Our Extension Master Gardener℠ volunteers in Craven County have planted a number of camellias on the grounds of the Craven County Agricultural Building over the years. Two C. japonica selections that have been very noticeable during this first week of January are ‘Lady Clare’ and ‘White At The Gate.’  The latter is not one that I was previously familiar with, but it is exceptional for the color, as well as the size and form of the flowers. If you have a good location for camellias in your home landscape (partial shade, good drainage, soils with plenty of organic matter), ‘White At The Gate’ is worth looking for in 2019.

Regarding pest problems, remember that tea scale is the most common and most serious insect pest typically encountered on camellias. This winter, look for irregular yellow splotches on the upper leaf surfaces, starting with the lower leaves. Examine the undersides of these leaves for the immobile protective “scale” covers of the adults. The females are dark-colored and the males are white and somewhat smaller. The tiny crawlers hatch out in the spring as new foliage is emerging, and can be controlled with horticultural oil sprays at that time. If the infestation involves only a few leaves, removing and disposing of those leaves might be all that’s needed.

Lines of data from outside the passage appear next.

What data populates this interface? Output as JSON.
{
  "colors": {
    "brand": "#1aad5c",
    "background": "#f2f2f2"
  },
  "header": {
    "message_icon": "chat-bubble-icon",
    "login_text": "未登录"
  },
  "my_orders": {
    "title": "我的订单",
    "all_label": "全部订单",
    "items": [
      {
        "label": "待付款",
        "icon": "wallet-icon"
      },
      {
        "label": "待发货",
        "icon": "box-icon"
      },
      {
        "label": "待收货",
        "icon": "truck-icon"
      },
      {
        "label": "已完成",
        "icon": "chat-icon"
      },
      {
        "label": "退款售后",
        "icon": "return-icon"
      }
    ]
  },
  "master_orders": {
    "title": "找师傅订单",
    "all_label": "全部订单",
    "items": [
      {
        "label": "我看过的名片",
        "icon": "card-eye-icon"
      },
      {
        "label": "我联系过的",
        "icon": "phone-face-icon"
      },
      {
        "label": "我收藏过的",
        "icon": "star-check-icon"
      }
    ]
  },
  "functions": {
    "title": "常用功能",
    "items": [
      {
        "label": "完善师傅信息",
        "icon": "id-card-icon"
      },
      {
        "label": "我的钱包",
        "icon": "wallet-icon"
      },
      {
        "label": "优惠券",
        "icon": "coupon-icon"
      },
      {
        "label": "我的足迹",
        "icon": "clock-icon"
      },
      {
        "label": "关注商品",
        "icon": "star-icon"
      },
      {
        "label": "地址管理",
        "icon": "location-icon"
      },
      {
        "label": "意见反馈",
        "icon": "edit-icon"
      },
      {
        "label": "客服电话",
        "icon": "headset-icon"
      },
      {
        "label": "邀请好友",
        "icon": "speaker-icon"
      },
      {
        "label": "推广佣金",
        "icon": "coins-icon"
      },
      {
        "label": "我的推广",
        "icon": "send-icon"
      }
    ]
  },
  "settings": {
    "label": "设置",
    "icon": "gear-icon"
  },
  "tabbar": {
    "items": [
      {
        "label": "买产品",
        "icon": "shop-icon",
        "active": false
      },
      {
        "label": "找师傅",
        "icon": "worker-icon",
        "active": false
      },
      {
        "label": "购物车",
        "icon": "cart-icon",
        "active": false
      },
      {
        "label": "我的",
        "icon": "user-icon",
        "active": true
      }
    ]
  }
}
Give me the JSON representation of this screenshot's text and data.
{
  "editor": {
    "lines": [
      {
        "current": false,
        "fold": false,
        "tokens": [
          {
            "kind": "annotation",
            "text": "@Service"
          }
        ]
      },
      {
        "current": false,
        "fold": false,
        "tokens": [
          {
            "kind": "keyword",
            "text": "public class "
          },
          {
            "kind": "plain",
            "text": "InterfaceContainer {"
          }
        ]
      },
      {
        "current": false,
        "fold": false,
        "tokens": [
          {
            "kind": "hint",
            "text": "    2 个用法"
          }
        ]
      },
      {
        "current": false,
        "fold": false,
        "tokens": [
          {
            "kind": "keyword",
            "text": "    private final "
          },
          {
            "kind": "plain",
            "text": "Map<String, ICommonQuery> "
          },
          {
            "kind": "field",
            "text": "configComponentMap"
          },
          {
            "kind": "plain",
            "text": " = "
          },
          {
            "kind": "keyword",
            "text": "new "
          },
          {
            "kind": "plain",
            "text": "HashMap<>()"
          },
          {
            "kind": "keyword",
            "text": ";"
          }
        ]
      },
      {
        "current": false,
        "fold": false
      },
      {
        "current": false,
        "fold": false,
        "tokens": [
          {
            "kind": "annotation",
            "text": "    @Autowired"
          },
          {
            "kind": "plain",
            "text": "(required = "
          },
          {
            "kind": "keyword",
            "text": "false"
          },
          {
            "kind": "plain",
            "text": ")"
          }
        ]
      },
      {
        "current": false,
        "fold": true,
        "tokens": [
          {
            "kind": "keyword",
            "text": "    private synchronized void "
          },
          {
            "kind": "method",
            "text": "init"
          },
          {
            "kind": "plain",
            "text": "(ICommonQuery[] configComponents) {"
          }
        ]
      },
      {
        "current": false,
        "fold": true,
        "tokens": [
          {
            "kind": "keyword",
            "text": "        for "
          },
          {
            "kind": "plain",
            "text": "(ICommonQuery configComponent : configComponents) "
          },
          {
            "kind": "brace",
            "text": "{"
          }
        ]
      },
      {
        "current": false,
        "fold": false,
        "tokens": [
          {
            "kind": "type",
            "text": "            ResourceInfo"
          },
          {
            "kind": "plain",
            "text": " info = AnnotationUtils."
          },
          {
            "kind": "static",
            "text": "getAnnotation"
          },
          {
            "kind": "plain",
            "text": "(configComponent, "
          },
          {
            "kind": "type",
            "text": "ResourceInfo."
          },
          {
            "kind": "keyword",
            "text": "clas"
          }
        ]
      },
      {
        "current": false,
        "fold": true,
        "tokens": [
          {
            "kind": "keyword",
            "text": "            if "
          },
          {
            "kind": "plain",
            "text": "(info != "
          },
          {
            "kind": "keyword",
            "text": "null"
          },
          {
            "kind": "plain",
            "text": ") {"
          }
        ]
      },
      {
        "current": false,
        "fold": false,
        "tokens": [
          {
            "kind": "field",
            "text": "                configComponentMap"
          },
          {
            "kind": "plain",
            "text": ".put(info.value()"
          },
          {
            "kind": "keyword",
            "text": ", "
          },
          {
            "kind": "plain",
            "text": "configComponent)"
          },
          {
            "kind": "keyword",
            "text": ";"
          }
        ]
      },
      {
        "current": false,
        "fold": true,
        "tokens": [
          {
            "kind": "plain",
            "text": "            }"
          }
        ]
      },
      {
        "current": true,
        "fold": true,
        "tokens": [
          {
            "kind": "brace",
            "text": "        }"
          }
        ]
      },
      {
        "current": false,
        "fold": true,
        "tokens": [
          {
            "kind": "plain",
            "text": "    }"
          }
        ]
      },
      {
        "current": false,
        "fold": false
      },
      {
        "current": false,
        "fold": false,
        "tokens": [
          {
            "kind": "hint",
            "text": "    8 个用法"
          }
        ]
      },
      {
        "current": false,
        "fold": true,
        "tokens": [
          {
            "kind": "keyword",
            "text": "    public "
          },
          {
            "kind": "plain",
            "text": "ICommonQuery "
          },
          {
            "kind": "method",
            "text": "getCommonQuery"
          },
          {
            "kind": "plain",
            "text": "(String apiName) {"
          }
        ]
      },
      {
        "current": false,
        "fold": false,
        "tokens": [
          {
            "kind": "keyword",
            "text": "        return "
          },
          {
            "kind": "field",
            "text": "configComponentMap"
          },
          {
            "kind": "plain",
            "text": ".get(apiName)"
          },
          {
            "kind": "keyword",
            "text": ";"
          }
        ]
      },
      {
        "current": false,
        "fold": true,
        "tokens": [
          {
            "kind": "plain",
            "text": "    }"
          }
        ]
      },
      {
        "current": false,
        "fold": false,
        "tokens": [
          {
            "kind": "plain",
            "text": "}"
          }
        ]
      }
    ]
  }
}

Lady Clare

‘Lady Clare’ 1/2/19

White by the Gate

‘White By The Gate’ 1/2/19